Isolates are often used for vaporisation, and when in crystal/powder form can be placed under the tongue to dissolve. The benefits of isolates are that they’re generally cheaper and contain no THC. The downside is that you are missing out on the potential entourage effect, in which the compounds from full or broad-spectrum work best when together.
Full-spectrum CBD contains CBD as well as all other cannabinoids which includes THC, terpenes and flavonoids which occur naturally in the plant. This is often referred to as full or whole plant extract.
With a full-spectrum extract the oil undergoes an extraction and filtration process where none of the cannabinoids or other compounds are removed. While this does have THC, it does not contain enough to get you high, but can still contain enough to trigger on a drug test.

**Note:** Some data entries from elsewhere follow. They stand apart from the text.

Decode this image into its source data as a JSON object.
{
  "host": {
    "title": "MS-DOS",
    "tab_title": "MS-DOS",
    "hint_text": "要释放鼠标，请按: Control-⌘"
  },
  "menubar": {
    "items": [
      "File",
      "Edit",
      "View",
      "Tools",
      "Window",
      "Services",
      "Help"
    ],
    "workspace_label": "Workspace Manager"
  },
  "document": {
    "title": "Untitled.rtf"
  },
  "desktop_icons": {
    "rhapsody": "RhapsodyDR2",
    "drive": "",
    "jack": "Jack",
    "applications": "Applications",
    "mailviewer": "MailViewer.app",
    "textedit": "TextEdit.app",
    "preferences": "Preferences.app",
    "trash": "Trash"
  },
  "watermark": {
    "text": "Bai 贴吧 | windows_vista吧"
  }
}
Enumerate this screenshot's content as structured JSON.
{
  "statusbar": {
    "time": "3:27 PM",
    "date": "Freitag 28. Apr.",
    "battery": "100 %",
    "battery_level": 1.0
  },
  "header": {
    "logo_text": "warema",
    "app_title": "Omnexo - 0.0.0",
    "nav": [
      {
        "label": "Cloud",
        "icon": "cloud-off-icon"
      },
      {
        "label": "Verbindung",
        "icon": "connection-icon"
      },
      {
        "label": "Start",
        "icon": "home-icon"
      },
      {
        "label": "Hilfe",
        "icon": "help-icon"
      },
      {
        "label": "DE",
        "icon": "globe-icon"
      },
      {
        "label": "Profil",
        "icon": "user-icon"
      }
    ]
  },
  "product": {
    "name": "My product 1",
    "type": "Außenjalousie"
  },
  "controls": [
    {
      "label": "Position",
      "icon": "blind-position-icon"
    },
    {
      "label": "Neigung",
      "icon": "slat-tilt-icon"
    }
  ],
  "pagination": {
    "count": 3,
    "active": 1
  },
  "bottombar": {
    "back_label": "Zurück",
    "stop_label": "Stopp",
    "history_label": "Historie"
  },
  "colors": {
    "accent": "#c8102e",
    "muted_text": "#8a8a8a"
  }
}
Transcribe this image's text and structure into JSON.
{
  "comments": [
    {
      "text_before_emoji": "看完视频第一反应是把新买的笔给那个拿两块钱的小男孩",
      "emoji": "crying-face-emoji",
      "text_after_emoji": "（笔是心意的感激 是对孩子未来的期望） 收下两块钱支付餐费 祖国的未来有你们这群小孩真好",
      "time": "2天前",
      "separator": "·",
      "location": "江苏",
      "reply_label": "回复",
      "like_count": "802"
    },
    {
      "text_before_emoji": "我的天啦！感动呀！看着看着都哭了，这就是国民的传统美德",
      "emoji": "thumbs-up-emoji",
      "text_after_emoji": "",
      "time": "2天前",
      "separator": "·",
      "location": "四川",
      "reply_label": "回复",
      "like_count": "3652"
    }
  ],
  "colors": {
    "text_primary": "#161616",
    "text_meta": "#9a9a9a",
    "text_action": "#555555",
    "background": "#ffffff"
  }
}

The benefits of this are that the multiple available compounds have therapeutic effects. Some terpenes for example are known to have anti-inflammatory properties. The inclusion of numerous compounds enhances the overall effectiveness of CBD.
A 2005 study confirmed this as a whole-plant extract outperformed the isolate counterpart. This indicates a positive effect of the entourage effect and various chemical synergies.
Broad-spectrum CBD is considered a middle ground between isolates and full-spectrum products. This contains all cannabinoids with the exception of THC, so this will allow for some benefits of the entourage effect to shine through.
Broad-spectrum CBD is not as easily accessible as the other two types, commonly. Once again we see the same extraction process used to reach a broad-spectrum product. This is also the preferred option for those wanting to avoid THC entirely for whatever reason.
With a better understanding of the different CBD types, no we can look at the different types of carrier agents for cannabidiol. A carrier agent is the base through which to consume the CBD and other involved cannabinoids. While CBD oils and tinctures may look the same, they are actually drastically different.
The main difference between an oil and a tincture is the carrier. In CBD oils, the carrier of the CBD is the oil used in the product. In a CBD tincture which is also a liquid, the carrier is an alcohol. The similarity between these two, other then the cannabinoid content, is the fact that they’re both in the form of a liquid.
While searching for a suitable CBD product can feel complicated, understanding the information above will make your search considerably easier. CBD concentrates are available in many forms and contain high quantities of cannabidiol. Raw CBD oil hasn’t been decarboxylated (heated and activated), resulting in different cannabinoids than other CBD products. PCR (Phyto-cannabinoid rich) hemp oil means the end product contains the full-spectrum of cannabinoids, including THC.
While looking for CBD can feel complicated, knowing a few specific things will make it much easier. CBD concentrates come in many forms and normally contain 45% to 99.9% cannabidiol. Raw CBD oil hasn’t been decarboxylated (heated and activated) and therefore has different cannabinoids than other CBD oil. PCR (Phyto-cannabinoid rich) hemp oil means that the oil has a full spectrum of the cannabinoids in the final oil product.
There are three main types of CBD products:
1. CBD Isolate
2. Full Spectrum CBD
3. Broad Spectrum CBD
When purchasing CBD, you’ll need to decide an oil or a tincture. CBD oils utilise oil as the cannabinoid carrier, while tinctures utilise alcohol for this. CBD products will not get you high, but the inclusion of THC in some may show up on drug tests.
We hope you found this article informative and helpful, assisting you in starting your journey with CBD.